It’s been less than a year since Vizio became a publicly traded company, and one consequence of that is we know more about its business than ever before. The TV maker released its latest earnings report on Tuesday and revealed that over the last three months, its Platform Plus segment that includes advertising and viewer data had a gross profit of $57.3 million. That’s more than twice the amount of profit it made selling devices like TVs, which was $25.6 million, despite those device sales pulling in considerably more revenue.

Most of Vizio’s profit came from advertising

When Vizio filed to go public, it described the difference between the two divisions. While Devices is easy to understand — 4K TVs, soundbars, etc. — Platform Plus is a little more complicated. It counts money made from selling ad placements on its TV homescreens, deals for the buttons on remotes, ads that run on streaming channels, its cut from subscriptions, and viewer data that it tracks and sells as part of the InScape program.

The company says shipments of its TVs fell to 1.4 million in 2021 compared to 2.1 million in 2020, a drop of 36 percent. CEO William Wang told investors on the call that he sees “pretty healthy inventory” going into the holiday season, so anyone planning to pick up a value-priced TV or soundbar should have some decent options available.

That spike in Platform Plus revenue, which shot up 136 percent compared to last year, did a lot to help Vizio make up the difference as profits from TVs dipped compared to last year.
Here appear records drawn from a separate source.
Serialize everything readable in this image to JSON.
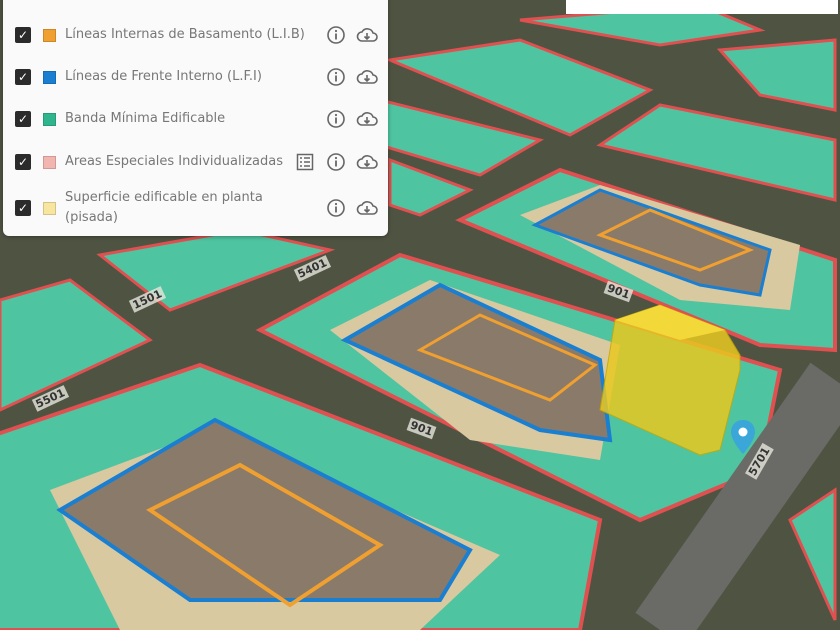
{
  "legend": {
    "layers": [
      {
        "label": "Líneas Internas de Basamento (L.I.B)",
        "color": "#f0a030",
        "checked": true,
        "has_table": false
      },
      {
        "label": "Líneas de Frente Interno (L.F.I)",
        "color": "#1a7fd0",
        "checked": true,
        "has_table": false
      },
      {
        "label": "Banda Mínima Edificable",
        "color": "#2fb58e",
        "checked": true,
        "has_table": false
      },
      {
        "label": "Areas Especiales Individualizadas",
        "color": "#f3b5b0",
        "checked": true,
        "has_table": true
      },
      {
        "label": "Superficie edificable en planta (pisada)",
        "color": "#f8e6a0",
        "checked": true,
        "has_table": false
      }
    ]
  },
  "map": {
    "street_labels": [
      "5501",
      "901",
      "901",
      "5701",
      "1501",
      "5401"
    ],
    "colors": {
      "band": "#4fc4a0",
      "border": "#e05050",
      "lfi": "#1a7fd0",
      "lib": "#f0a030",
      "building": "#e8c820",
      "pin": "#3aa7d8"
    }
  }
}
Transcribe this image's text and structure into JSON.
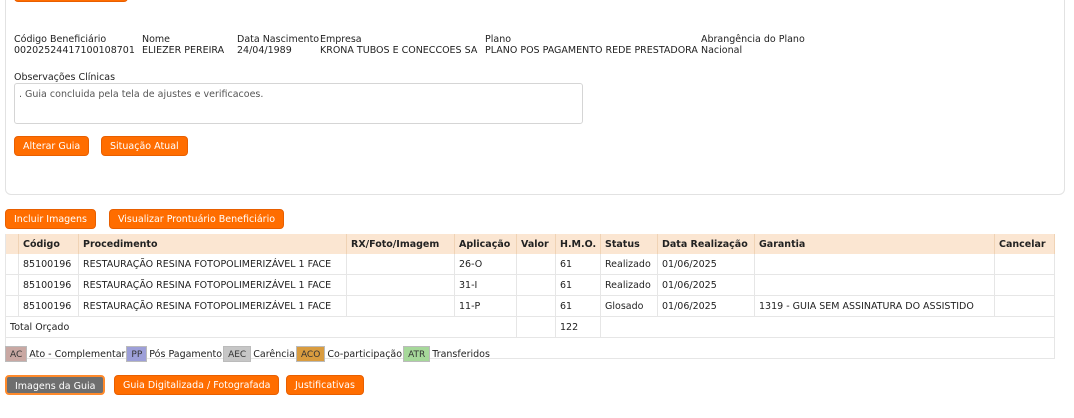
{
  "beneficiary": {
    "codigo_label": "Código Beneficiário",
    "codigo_value": "00202524417100108701",
    "nome_label": "Nome",
    "nome_value": "ELIEZER PEREIRA",
    "nascimento_label": "Data Nascimento",
    "nascimento_value": "24/04/1989",
    "empresa_label": "Empresa",
    "empresa_value": "KRONA TUBOS E CONECCOES SA",
    "plano_label": "Plano",
    "plano_value": "PLANO POS PAGAMENTO REDE PRESTADORA",
    "abrangencia_label": "Abrangência do Plano",
    "abrangencia_value": "Nacional"
  },
  "observacoes": {
    "label": "Observações Clínicas",
    "text": ". Guia concluida pela tela de ajustes e verificacoes."
  },
  "actions": {
    "alterar_guia": "Alterar Guia",
    "situacao_atual": "Situação Atual",
    "incluir_imagens": "Incluir Imagens",
    "visualizar_prontuario": "Visualizar Prontuário Beneficiário"
  },
  "table": {
    "headers": [
      "Código",
      "Procedimento",
      "RX/Foto/Imagem",
      "Aplicação",
      "Valor",
      "H.M.O.",
      "Status",
      "Data Realização",
      "Garantia",
      "Cancelar"
    ],
    "rows": [
      {
        "codigo": "85100196",
        "procedimento": "RESTAURAÇÃO RESINA FOTOPOLIMERIZÁVEL 1 FACE",
        "rx": "",
        "aplicacao": "26-O",
        "valor": "",
        "hmo": "61",
        "status": "Realizado",
        "data": "01/06/2025",
        "garantia": "",
        "cancelar": ""
      },
      {
        "codigo": "85100196",
        "procedimento": "RESTAURAÇÃO RESINA FOTOPOLIMERIZÁVEL 1 FACE",
        "rx": "",
        "aplicacao": "31-I",
        "valor": "",
        "hmo": "61",
        "status": "Realizado",
        "data": "01/06/2025",
        "garantia": "",
        "cancelar": ""
      },
      {
        "codigo": "85100196",
        "procedimento": "RESTAURAÇÃO RESINA FOTOPOLIMERIZÁVEL 1 FACE",
        "rx": "",
        "aplicacao": "11-P",
        "valor": "",
        "hmo": "61",
        "status": "Glosado",
        "data": "01/06/2025",
        "garantia": "1319 - GUIA SEM ASSINATURA DO ASSISTIDO",
        "cancelar": ""
      }
    ],
    "total_label": "Total Orçado",
    "total_hmo": "122"
  },
  "legend": [
    {
      "code": "AC",
      "label": "Ato - Complementar",
      "color": "#c9a8a3"
    },
    {
      "code": "PP",
      "label": "Pós Pagamento",
      "color": "#9d9fd8"
    },
    {
      "code": "AEC",
      "label": "Carência",
      "color": "#c6c6c6"
    },
    {
      "code": "ACO",
      "label": "Co-participação",
      "color": "#d99c3f"
    },
    {
      "code": "ATR",
      "label": "Transferidos",
      "color": "#a6d89a"
    }
  ],
  "bottom_buttons": {
    "imagens_guia": "Imagens da Guia",
    "guia_digitalizada": "Guia Digitalizada / Fotografada",
    "justificativas": "Justificativas"
  },
  "colors": {
    "accent": "#ff6d00",
    "header_bg": "#fbe6d2"
  }
}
Supply chain and logistics problems affecting many companies hit Vizio hard, too, but execs also said the company is working with its third-party partners to help find warehouse and trucking employees.

Where the numbers keep growing is in its number of active SmartCast accounts, which are now over 14 million, and how much money it makes from each user on average. That number has nearly doubled from last year, going from $10.44 to $19.89. On the call with investors and analysts, Vizio execs said 77 percent of that money comes directly from advertising, like the kind that runs on its WatchFree Plus package of streaming channels, a group that recently expanded with content targeting. The next biggest contributor is the money it makes selling Inscape data about what people are watching.
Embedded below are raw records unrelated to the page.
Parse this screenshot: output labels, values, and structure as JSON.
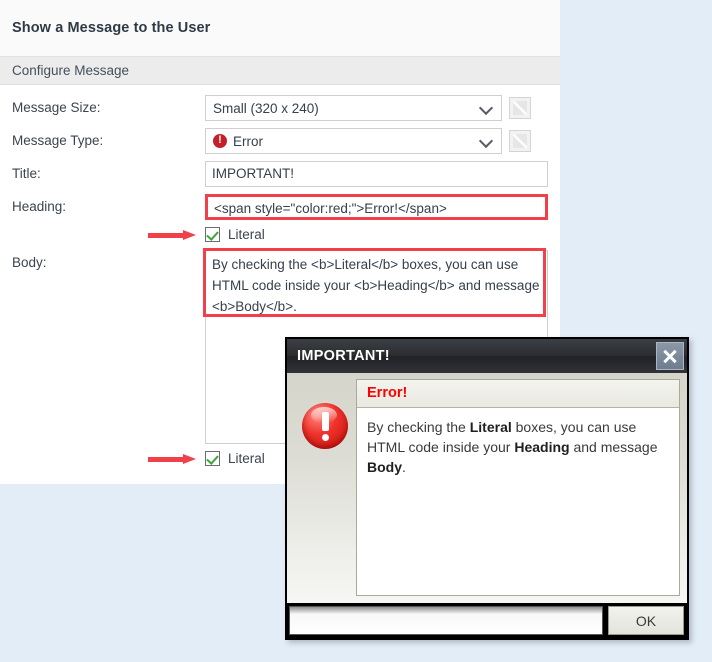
{
  "panel": {
    "title": "Show a Message to the User",
    "section_title": "Configure Message",
    "fields": {
      "message_size": {
        "label": "Message Size:",
        "value": "Small (320 x 240)",
        "control": "dropdown",
        "edit_button": "edit-pencil"
      },
      "message_type": {
        "label": "Message Type:",
        "value": "Error",
        "icon": "error-circle-icon",
        "control": "dropdown",
        "edit_button": "edit-pencil"
      },
      "title": {
        "label": "Title:",
        "value": "IMPORTANT!",
        "placeholder": ""
      },
      "heading": {
        "label": "Heading:",
        "value": "<span style=\"color:red;\">Error!</span>",
        "placeholder": "",
        "highlighted": true
      },
      "body": {
        "label": "Body:",
        "value": "By checking the <b>Literal</b> boxes, you can use HTML code inside your <b>Heading</b> and message <b>Body</b>.",
        "placeholder": "",
        "highlighted": true
      }
    },
    "heading_literal_checkbox": {
      "label": "Literal",
      "checked": true,
      "annotation": "red-arrow-pointer"
    },
    "body_literal_checkbox": {
      "label": "Literal",
      "checked": true,
      "annotation": "red-arrow-pointer"
    }
  },
  "dialog": {
    "title": "IMPORTANT!",
    "close_button": "close-x-icon",
    "icon": "error-exclamation-icon",
    "heading": "Error!",
    "message_parts": [
      {
        "text": "By checking the ",
        "bold": false
      },
      {
        "text": "Literal",
        "bold": true
      },
      {
        "text": " boxes, you can use HTML code inside your ",
        "bold": false
      },
      {
        "text": "Heading",
        "bold": true
      },
      {
        "text": " and message ",
        "bold": false
      },
      {
        "text": "Body",
        "bold": true
      },
      {
        "text": ".",
        "bold": false
      }
    ],
    "ok_button": "OK"
  },
  "colors": {
    "page_background": "#e3edf7",
    "panel_background": "#ffffff",
    "section_bar": "#ececec",
    "highlight_red": "#f2404a",
    "error_red": "#c5202a",
    "dialog_heading_red": "#ff0000",
    "checkbox_green": "#3aa63a",
    "dialog_titlebar": "#2b2d31"
  }
}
Vizio isn’t the only smart TV maker that’s really in the advertising business — as we noted a couple of years ago, while you probably know Roku for its TV OS and streaming boxes, CEO Anthony Wood is very up front about its true model. Roku’s most recent report revealed that on average it’s pulling in $40 per month on each user, or more than double what Vizio manages. One way Vizio plans to catch up is by building its own in-app payment system, which chief revenue officer Mike O’Donnell says will roll out to consumers next year.

A few years ago, Vizio got in trouble with the FTC for not properly informing customers before they became a part of the tracking program. It disabled the system on older TVs, paid a couple of million bucks to settle the fine, and moved forward with its new SmartCast tech that focuses on streaming and makes sure new owners get a warning about what they’re opting into.

If you have a Vizio TV and all of this is news to you, then you may want to check out the company’s privacy page for more information. It also will tell you how to disable the Automated Content Recognition (ACR) and data collection tech embedded in its TVs, which is available here. If you prefer to opt out on a SmartCast TV, simply follow these instructions:

Press the MENU button on your TV’s remote.

Select System.

Select Reset & Admin.

Highlight Viewing Data.

Press RIGHT arrow to change setting to Off.